Over the last two years, the NFL and NHL have successfully intervened in ownership lawsuits. Two years ago, the NFL intervened in a federal litigation involving Daniel Snyder and limited partners of the Washington Commanders. The NFL convinced a judge to dismiss the case to arbitration overseen by commissioner Roger Goodell. In recent months, the NHL has intervened in federal and state litigations involving the Fenway Sports Group, Mario Lemieux, Ron Burkle and limited partners of the Pittsburgh Penguins. Due to successful advocacy by NHL attorneys, the state case is headed for review by commissioner Gary Bettman.

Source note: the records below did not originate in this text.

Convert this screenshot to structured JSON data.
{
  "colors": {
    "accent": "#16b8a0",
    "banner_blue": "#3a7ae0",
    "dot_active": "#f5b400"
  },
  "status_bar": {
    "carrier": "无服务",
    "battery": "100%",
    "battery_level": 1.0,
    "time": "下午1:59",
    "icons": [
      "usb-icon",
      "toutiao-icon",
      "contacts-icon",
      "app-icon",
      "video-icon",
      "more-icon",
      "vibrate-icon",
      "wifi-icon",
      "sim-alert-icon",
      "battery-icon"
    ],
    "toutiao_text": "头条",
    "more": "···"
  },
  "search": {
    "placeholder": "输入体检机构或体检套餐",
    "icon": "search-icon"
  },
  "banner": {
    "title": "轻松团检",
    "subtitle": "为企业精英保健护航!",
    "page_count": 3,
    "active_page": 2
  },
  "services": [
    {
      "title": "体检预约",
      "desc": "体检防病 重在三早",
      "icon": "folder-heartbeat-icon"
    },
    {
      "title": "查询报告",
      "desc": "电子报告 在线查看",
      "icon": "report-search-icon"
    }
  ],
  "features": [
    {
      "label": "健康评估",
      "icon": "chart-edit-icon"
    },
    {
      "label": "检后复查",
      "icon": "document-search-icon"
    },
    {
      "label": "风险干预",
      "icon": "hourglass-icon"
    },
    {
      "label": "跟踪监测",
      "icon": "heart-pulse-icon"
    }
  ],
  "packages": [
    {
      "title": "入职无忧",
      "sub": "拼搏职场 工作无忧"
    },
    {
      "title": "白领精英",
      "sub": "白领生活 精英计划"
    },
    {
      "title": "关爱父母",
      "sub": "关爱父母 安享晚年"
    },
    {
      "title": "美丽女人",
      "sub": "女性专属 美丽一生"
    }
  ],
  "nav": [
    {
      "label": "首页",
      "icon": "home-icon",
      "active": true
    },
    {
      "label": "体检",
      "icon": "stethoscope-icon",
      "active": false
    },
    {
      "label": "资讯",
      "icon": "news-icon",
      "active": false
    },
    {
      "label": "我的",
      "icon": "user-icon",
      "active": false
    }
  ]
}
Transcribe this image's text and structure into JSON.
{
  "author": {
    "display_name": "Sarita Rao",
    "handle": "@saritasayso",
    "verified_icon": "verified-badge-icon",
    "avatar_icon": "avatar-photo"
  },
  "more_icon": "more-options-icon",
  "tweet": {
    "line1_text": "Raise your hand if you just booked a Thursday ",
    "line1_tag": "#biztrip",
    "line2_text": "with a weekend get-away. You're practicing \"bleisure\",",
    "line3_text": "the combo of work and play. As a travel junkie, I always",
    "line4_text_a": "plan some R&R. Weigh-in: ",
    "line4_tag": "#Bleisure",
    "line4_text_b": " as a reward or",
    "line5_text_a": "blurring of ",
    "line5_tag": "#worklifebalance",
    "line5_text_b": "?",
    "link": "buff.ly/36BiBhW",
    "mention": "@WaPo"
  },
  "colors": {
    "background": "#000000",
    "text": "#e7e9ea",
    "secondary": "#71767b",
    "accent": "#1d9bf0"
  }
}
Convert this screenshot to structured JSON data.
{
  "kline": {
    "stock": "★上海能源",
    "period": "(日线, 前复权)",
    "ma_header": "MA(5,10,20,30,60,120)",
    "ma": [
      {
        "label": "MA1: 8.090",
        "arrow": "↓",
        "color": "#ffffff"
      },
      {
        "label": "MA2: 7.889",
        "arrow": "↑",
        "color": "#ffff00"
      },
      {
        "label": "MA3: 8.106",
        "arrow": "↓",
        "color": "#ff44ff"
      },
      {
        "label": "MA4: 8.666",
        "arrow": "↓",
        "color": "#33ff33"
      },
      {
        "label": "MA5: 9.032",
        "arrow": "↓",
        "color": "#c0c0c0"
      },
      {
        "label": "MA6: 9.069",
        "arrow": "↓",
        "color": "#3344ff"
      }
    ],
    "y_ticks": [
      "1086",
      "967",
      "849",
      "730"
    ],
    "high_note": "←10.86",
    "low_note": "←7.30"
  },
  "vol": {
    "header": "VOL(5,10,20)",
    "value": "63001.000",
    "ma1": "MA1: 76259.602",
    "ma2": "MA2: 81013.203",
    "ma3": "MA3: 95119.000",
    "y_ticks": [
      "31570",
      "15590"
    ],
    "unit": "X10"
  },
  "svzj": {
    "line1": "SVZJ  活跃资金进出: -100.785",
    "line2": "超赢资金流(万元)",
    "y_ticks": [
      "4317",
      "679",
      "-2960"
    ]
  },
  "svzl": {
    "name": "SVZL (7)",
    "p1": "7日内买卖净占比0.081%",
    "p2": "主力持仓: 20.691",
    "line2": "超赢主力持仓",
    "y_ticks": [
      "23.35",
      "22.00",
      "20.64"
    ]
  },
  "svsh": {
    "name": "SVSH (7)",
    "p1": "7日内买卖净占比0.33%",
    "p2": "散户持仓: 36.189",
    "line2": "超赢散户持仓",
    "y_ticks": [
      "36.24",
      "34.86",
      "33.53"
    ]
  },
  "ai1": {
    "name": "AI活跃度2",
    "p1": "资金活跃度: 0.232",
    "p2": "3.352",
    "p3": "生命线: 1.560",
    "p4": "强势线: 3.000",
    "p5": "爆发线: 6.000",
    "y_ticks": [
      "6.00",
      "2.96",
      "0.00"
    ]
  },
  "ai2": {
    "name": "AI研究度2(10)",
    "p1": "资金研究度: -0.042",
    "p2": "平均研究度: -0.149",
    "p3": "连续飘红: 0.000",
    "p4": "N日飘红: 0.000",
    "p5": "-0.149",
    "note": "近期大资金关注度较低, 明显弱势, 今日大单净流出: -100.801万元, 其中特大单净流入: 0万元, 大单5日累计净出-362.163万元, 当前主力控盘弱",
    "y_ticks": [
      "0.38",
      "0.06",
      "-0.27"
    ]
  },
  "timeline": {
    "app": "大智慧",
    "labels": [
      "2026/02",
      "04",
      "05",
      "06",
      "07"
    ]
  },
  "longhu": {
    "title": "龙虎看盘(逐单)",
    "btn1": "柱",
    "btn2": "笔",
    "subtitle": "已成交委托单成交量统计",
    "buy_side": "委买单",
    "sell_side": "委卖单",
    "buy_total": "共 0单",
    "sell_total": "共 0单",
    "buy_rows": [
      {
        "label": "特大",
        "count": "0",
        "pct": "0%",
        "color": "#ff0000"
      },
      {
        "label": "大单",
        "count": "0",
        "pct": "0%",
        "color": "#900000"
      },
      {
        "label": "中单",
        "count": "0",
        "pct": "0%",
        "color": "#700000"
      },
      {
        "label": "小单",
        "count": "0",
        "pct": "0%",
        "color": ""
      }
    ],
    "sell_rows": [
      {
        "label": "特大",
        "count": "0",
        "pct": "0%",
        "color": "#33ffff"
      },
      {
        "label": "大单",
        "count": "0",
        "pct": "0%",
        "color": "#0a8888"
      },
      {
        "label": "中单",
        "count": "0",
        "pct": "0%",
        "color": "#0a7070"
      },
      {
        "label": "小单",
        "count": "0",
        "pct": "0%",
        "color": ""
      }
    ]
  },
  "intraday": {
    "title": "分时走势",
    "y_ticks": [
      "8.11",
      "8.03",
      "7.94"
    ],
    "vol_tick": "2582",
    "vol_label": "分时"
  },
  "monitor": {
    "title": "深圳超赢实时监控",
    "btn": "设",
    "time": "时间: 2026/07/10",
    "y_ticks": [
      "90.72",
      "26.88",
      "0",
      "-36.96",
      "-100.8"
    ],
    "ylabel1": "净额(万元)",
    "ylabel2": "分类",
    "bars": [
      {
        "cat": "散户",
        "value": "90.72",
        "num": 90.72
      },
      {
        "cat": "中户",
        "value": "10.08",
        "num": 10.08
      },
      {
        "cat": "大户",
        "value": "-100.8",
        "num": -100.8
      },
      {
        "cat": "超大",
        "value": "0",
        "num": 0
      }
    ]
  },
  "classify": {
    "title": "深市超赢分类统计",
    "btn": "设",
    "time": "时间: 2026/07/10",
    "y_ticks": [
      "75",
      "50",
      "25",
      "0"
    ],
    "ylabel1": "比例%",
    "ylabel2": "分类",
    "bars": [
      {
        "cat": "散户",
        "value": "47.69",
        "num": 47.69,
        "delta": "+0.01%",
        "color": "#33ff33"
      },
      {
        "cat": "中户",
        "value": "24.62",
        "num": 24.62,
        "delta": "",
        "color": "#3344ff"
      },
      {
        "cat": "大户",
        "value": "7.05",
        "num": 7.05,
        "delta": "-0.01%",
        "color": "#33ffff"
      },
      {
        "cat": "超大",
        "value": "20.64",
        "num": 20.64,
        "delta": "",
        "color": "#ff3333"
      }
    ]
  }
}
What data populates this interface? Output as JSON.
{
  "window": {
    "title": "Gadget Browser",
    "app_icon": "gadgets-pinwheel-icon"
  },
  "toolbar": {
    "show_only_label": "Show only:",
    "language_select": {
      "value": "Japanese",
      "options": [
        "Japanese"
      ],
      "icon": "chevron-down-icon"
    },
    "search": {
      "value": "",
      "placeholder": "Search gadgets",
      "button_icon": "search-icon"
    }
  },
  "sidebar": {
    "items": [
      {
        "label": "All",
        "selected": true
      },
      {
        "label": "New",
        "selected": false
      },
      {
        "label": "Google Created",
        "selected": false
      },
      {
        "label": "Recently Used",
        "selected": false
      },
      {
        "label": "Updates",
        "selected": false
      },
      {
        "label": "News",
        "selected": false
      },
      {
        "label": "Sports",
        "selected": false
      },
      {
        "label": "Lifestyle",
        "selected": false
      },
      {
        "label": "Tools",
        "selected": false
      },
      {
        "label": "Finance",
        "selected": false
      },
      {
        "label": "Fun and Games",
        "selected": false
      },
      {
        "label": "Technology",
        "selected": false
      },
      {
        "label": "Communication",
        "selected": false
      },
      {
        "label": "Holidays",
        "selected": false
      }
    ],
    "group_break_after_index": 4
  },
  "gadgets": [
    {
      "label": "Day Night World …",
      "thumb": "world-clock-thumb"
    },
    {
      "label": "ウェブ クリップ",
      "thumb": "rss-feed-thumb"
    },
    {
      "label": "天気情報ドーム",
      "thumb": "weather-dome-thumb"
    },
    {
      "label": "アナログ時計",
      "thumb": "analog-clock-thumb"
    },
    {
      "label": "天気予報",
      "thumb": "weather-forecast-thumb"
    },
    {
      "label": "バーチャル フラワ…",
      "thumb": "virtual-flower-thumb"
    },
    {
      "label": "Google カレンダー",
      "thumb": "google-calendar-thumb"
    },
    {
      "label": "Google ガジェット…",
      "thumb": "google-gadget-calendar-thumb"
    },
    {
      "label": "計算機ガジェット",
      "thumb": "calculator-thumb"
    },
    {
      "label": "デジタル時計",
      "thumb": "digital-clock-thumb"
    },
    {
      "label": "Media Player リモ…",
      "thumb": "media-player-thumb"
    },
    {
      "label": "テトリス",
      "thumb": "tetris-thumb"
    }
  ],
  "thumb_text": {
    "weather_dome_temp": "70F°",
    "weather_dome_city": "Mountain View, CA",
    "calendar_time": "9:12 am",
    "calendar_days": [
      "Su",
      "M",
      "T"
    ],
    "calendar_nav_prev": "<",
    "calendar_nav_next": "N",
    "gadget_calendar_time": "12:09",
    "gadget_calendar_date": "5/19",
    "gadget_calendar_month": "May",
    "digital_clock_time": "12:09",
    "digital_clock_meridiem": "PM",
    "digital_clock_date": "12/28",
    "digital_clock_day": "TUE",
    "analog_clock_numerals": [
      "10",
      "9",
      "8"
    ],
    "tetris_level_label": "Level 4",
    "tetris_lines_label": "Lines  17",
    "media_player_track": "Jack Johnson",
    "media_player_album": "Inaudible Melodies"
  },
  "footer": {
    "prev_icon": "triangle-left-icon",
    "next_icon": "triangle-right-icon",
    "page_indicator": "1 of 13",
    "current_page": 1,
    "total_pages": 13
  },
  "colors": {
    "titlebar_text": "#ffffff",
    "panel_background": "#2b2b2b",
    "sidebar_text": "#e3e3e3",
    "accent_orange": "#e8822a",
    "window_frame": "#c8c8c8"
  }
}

Like other leagues, MLB’s constitution contains language that can compel arbitration. Article VI states that “disputes and controversies related in any way” to MLB, including those concerning owners and executives, “shall be submitted to the Commissioner, as arbitrator, who, after hearing, shall have the sole and exclusive right to decide such disputes and controversies and whose decision shall be final and unappealable.”
This clause goes on to state that teams shouldn’t “engage in any form of litigation between or among themselves or with any MLB entity” as doing so would undermine the “best interest of Baseball.” Further, teams, owners and executives accept that the commissioner’s decisions as “final” and “unappealable” and they “waive” any potential opportunities to sue. Meanwhile, Article II accords broad authority to the commissioner to punish teams and owners for conduct deemed not in the “best interests” of baseball.
MLB hasn’t moved to intervene in the Angelos litigation. Unlike the lawsuits concerning the Commanders and Penguins, the Orioles’ lawsuit is a dispute between members of the same family. MLB might prefer the case resolved on its own, even if Lou Angelos is seeking a court order that would enjoin his brother from taking actions on behalf of the Orioles. The order would bar John Angelos “from conducting negotiations for the sale of the Baltimore Orioles or of [Orioles TV partner] Mid-Atlantic Sports Network or both.” As a point of comparison, the NFL has not (yet) moved to intervene in the lawsuit involving Spanos children and control of a trust that partially owns the Los Angeles Chargers.
As the Angelos suit proceeds, MLB may find itself part of the case, with or without consent.